ACTIVITY. Copy out the data in full and exactly, passing over the pictures.

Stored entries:
◆ ◆ ◆
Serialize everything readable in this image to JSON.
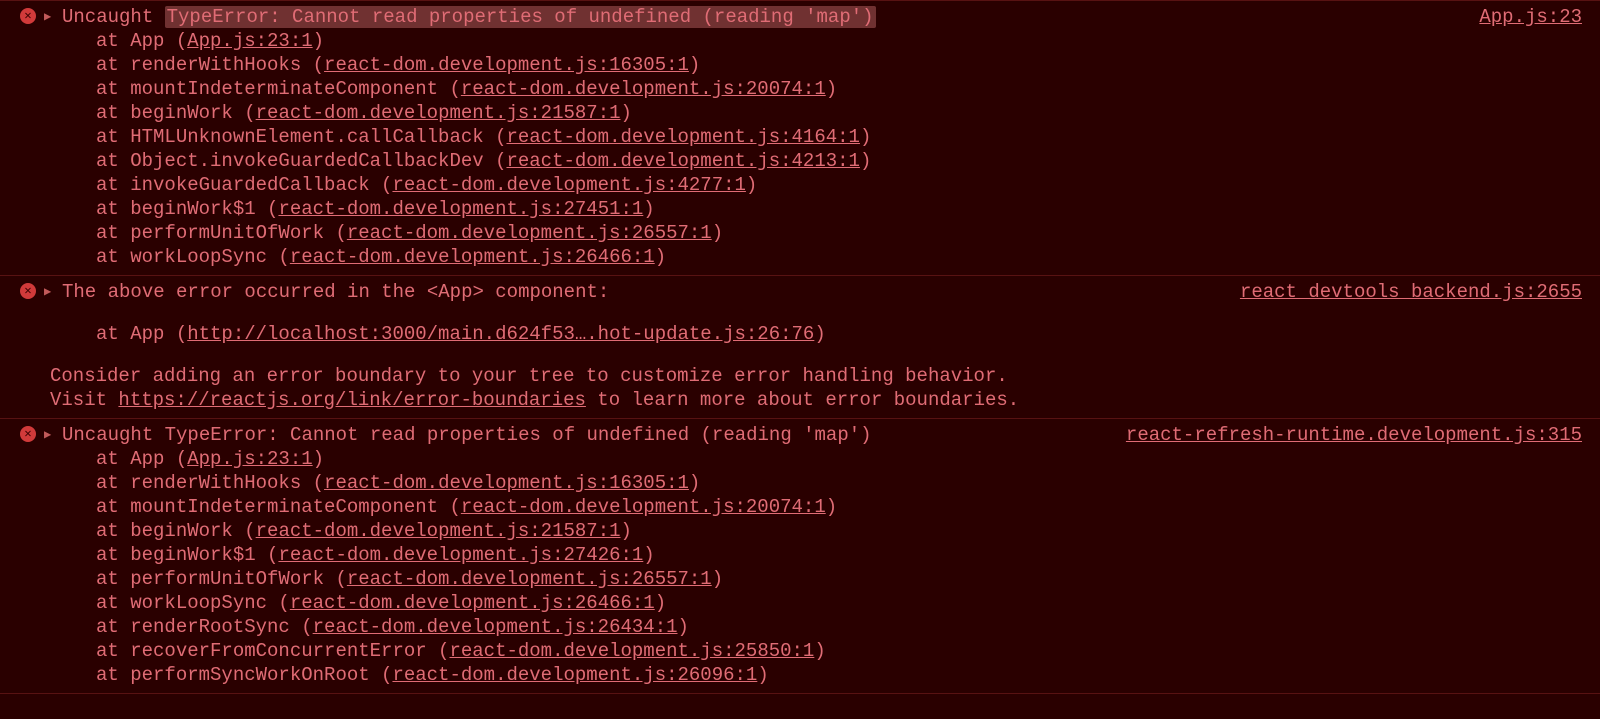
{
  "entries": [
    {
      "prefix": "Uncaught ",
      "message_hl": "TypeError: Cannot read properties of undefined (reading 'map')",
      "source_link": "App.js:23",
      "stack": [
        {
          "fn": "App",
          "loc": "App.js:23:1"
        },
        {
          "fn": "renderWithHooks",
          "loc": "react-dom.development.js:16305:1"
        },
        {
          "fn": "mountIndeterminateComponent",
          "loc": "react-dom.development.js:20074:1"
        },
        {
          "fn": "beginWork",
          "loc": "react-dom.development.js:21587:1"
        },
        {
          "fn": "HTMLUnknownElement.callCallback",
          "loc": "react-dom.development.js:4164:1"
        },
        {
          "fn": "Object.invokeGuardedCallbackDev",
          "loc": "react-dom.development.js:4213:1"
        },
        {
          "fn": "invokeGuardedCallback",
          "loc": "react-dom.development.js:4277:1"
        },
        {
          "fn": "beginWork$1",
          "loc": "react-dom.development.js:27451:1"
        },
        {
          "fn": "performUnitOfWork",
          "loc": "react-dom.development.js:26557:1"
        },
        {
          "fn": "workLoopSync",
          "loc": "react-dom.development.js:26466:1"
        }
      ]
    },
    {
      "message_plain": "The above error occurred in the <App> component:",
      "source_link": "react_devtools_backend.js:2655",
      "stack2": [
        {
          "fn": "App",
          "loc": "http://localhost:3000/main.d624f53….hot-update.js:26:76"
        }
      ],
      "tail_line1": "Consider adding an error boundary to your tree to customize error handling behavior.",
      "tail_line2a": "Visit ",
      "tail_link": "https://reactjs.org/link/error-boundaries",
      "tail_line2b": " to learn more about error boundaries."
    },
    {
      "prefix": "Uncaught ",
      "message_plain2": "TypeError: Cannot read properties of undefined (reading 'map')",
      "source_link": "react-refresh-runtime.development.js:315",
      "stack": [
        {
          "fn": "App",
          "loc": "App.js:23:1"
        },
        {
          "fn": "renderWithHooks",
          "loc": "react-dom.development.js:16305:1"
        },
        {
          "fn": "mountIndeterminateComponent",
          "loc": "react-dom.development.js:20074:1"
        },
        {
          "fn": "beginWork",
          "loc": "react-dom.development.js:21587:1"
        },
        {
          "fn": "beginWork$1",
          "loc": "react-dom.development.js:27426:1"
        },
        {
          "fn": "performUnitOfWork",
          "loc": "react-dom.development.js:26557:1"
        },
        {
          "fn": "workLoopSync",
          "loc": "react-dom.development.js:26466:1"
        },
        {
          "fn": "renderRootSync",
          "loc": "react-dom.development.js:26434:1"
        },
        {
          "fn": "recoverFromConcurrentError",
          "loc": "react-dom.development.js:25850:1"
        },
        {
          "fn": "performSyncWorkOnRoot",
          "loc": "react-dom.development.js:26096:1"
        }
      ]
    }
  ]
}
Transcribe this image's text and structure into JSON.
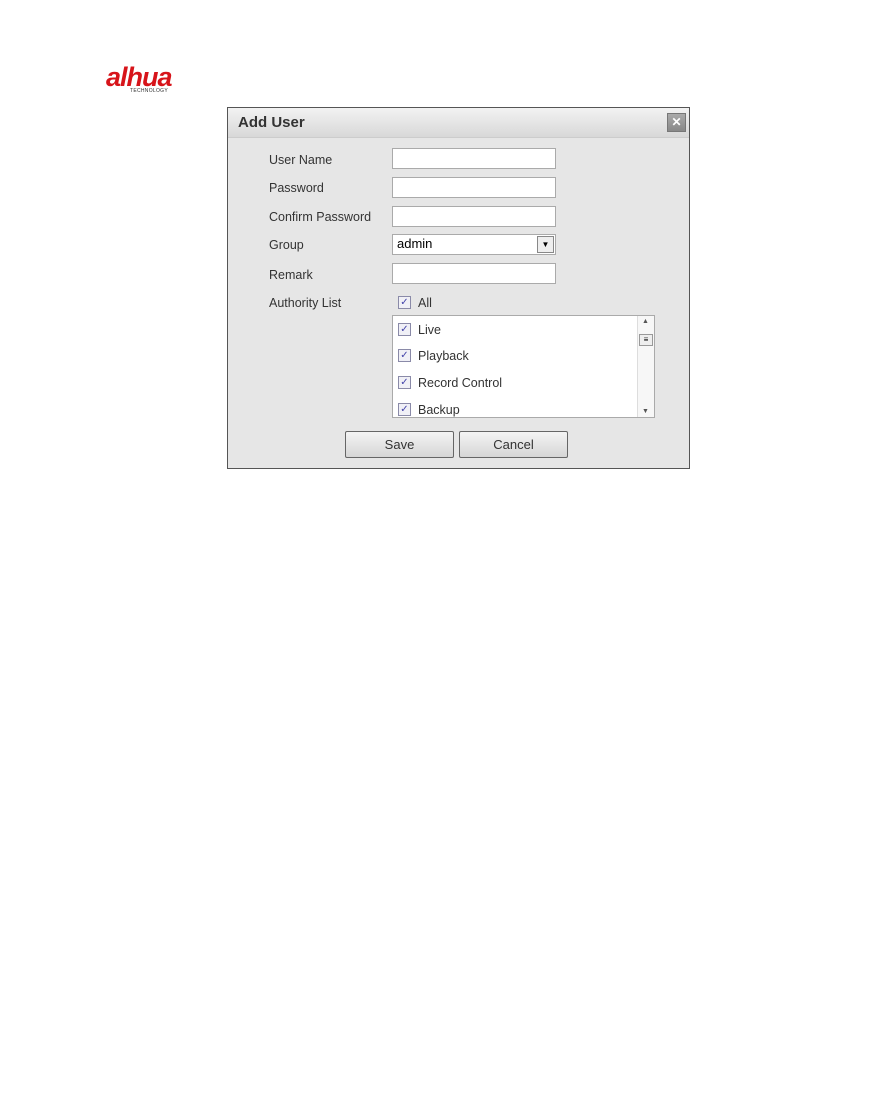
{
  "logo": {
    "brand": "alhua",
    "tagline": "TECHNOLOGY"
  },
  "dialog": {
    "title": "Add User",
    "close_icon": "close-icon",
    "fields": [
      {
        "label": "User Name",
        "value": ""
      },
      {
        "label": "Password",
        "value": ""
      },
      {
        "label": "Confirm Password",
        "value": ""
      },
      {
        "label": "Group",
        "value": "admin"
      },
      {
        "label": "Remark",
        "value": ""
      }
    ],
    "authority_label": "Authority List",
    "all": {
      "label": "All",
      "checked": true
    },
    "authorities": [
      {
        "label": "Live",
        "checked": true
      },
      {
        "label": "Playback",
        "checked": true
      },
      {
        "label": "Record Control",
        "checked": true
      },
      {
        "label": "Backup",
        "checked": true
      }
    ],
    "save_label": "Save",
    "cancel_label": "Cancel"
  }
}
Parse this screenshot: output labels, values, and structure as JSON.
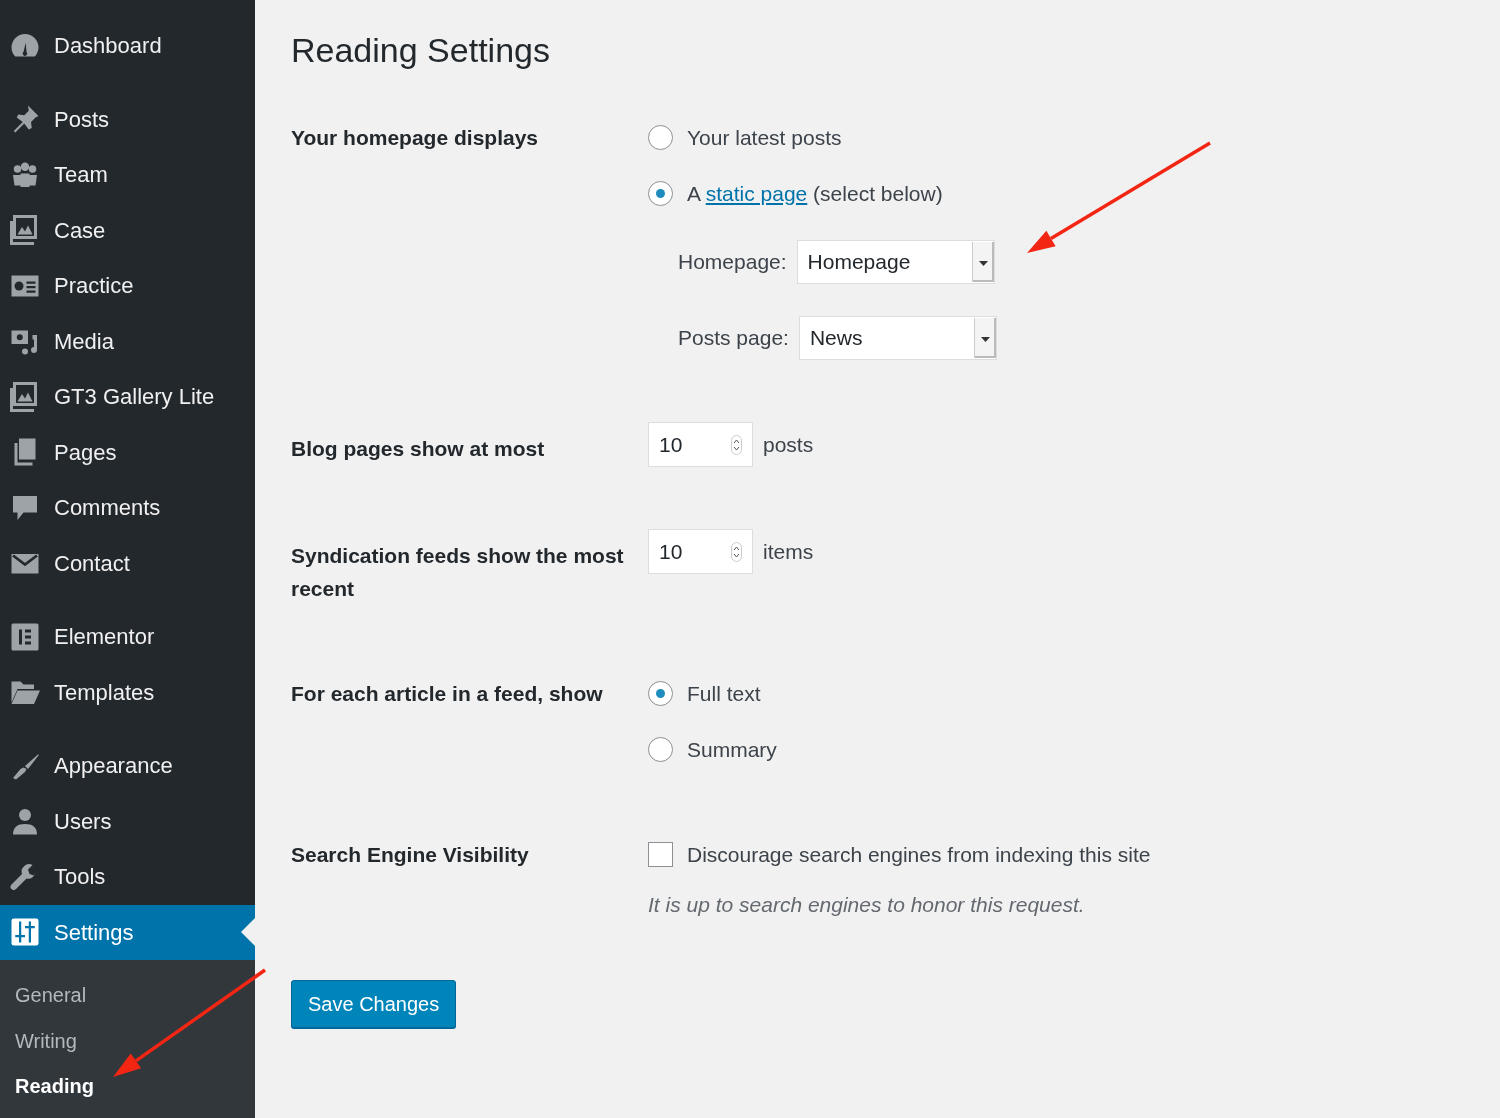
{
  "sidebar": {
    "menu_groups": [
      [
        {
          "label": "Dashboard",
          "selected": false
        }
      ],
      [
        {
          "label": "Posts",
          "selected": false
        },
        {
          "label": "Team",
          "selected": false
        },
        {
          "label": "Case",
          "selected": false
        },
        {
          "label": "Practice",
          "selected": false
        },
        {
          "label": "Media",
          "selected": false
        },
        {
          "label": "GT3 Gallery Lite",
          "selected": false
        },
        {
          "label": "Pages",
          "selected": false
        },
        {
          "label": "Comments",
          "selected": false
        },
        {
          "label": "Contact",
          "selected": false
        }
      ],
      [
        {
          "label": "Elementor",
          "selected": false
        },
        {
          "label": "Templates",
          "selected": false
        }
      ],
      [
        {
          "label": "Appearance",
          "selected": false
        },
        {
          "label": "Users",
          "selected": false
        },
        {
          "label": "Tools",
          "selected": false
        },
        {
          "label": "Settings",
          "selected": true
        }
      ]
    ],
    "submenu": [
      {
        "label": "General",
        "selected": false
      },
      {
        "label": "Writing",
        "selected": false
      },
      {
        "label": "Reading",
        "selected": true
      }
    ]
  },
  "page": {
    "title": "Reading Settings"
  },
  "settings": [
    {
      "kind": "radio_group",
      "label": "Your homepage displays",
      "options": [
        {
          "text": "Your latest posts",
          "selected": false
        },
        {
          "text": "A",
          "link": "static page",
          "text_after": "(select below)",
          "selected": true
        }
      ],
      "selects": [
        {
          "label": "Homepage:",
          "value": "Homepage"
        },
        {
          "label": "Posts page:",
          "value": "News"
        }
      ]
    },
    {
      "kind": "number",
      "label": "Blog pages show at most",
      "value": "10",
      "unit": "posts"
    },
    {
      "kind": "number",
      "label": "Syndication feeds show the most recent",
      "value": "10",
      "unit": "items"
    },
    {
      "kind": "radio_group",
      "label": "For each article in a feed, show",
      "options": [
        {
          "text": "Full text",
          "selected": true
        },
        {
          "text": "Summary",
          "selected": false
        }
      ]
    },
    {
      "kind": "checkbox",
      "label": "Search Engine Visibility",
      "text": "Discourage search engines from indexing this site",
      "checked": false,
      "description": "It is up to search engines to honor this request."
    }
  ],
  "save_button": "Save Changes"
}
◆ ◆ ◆
WRITTEN SOLUTION.
Serialize everything readable in this image to JSON.
{
  "entries": [
    {
      "prefix": "Uncaught ",
      "message_hl": "TypeError: Cannot read properties of undefined (reading 'map')",
      "source_link": "App.js:23",
      "stack": [
        {
          "fn": "App",
          "loc": "App.js:23:1"
        },
        {
          "fn": "renderWithHooks",
          "loc": "react-dom.development.js:16305:1"
        },
        {
          "fn": "mountIndeterminateComponent",
          "loc": "react-dom.development.js:20074:1"
        },
        {
          "fn": "beginWork",
          "loc": "react-dom.development.js:21587:1"
        },
        {
          "fn": "HTMLUnknownElement.callCallback",
          "loc": "react-dom.development.js:4164:1"
        },
        {
          "fn": "Object.invokeGuardedCallbackDev",
          "loc": "react-dom.development.js:4213:1"
        },
        {
          "fn": "invokeGuardedCallback",
          "loc": "react-dom.development.js:4277:1"
        },
        {
          "fn": "beginWork$1",
          "loc": "react-dom.development.js:27451:1"
        },
        {
          "fn": "performUnitOfWork",
          "loc": "react-dom.development.js:26557:1"
        },
        {
          "fn": "workLoopSync",
          "loc": "react-dom.development.js:26466:1"
        }
      ]
    },
    {
      "message_plain": "The above error occurred in the <App> component:",
      "source_link": "react_devtools_backend.js:2655",
      "stack2": [
        {
          "fn": "App",
          "loc": "http://localhost:3000/main.d624f53….hot-update.js:26:76"
        }
      ],
      "tail_line1": "Consider adding an error boundary to your tree to customize error handling behavior.",
      "tail_line2a": "Visit ",
      "tail_link": "https://reactjs.org/link/error-boundaries",
      "tail_line2b": " to learn more about error boundaries."
    },
    {
      "prefix": "Uncaught ",
      "message_plain2": "TypeError: Cannot read properties of undefined (reading 'map')",
      "source_link": "react-refresh-runtime.development.js:315",
      "stack": [
        {
          "fn": "App",
          "loc": "App.js:23:1"
        },
        {
          "fn": "renderWithHooks",
          "loc": "react-dom.development.js:16305:1"
        },
        {
          "fn": "mountIndeterminateComponent",
          "loc": "react-dom.development.js:20074:1"
        },
        {
          "fn": "beginWork",
          "loc": "react-dom.development.js:21587:1"
        },
        {
          "fn": "beginWork$1",
          "loc": "react-dom.development.js:27426:1"
        },
        {
          "fn": "performUnitOfWork",
          "loc": "react-dom.development.js:26557:1"
        },
        {
          "fn": "workLoopSync",
          "loc": "react-dom.development.js:26466:1"
        },
        {
          "fn": "renderRootSync",
          "loc": "react-dom.development.js:26434:1"
        },
        {
          "fn": "recoverFromConcurrentError",
          "loc": "react-dom.development.js:25850:1"
        },
        {
          "fn": "performSyncWorkOnRoot",
          "loc": "react-dom.development.js:26096:1"
        }
      ]
    }
  ]
}
Transcribe this image's text and structure into JSON.
{
  "logo": {
    "brand": "alhua",
    "tagline": "TECHNOLOGY"
  },
  "dialog": {
    "title": "Add User",
    "close_icon": "close-icon",
    "fields": [
      {
        "label": "User Name",
        "value": ""
      },
      {
        "label": "Password",
        "value": ""
      },
      {
        "label": "Confirm Password",
        "value": ""
      },
      {
        "label": "Group",
        "value": "admin"
      },
      {
        "label": "Remark",
        "value": ""
      }
    ],
    "authority_label": "Authority List",
    "all": {
      "label": "All",
      "checked": true
    },
    "authorities": [
      {
        "label": "Live",
        "checked": true
      },
      {
        "label": "Playback",
        "checked": true
      },
      {
        "label": "Record Control",
        "checked": true
      },
      {
        "label": "Backup",
        "checked": true
      }
    ],
    "save_label": "Save",
    "cancel_label": "Cancel"
  }
}
Parse this screenshot: output labels, values, and structure as JSON.
{
  "sidebar": {
    "menu_groups": [
      [
        {
          "label": "Dashboard",
          "selected": false
        }
      ],
      [
        {
          "label": "Posts",
          "selected": false
        },
        {
          "label": "Team",
          "selected": false
        },
        {
          "label": "Case",
          "selected": false
        },
        {
          "label": "Practice",
          "selected": false
        },
        {
          "label": "Media",
          "selected": false
        },
        {
          "label": "GT3 Gallery Lite",
          "selected": false
        },
        {
          "label": "Pages",
          "selected": false
        },
        {
          "label": "Comments",
          "selected": false
        },
        {
          "label": "Contact",
          "selected": false
        }
      ],
      [
        {
          "label": "Elementor",
          "selected": false
        },
        {
          "label": "Templates",
          "selected": false
        }
      ],
      [
        {
          "label": "Appearance",
          "selected": false
        },
        {
          "label": "Users",
          "selected": false
        },
        {
          "label": "Tools",
          "selected": false
        },
        {
          "label": "Settings",
          "selected": true
        }
      ]
    ],
    "submenu": [
      {
        "label": "General",
        "selected": false
      },
      {
        "label": "Writing",
        "selected": false
      },
      {
        "label": "Reading",
        "selected": true
      }
    ]
  },
  "page": {
    "title": "Reading Settings"
  },
  "settings": [
    {
      "kind": "radio_group",
      "label": "Your homepage displays",
      "options": [
        {
          "text": "Your latest posts",
          "selected": false
        },
        {
          "text": "A",
          "link": "static page",
          "text_after": "(select below)",
          "selected": true
        }
      ],
      "selects": [
        {
          "label": "Homepage:",
          "value": "Homepage"
        },
        {
          "label": "Posts page:",
          "value": "News"
        }
      ]
    },
    {
      "kind": "number",
      "label": "Blog pages show at most",
      "value": "10",
      "unit": "posts"
    },
    {
      "kind": "number",
      "label": "Syndication feeds show the most recent",
      "value": "10",
      "unit": "items"
    },
    {
      "kind": "radio_group",
      "label": "For each article in a feed, show",
      "options": [
        {
          "text": "Full text",
          "selected": true
        },
        {
          "text": "Summary",
          "selected": false
        }
      ]
    },
    {
      "kind": "checkbox",
      "label": "Search Engine Visibility",
      "text": "Discourage search engines from indexing this site",
      "checked": false,
      "description": "It is up to search engines to honor this request."
    }
  ],
  "save_button": "Save Changes"
}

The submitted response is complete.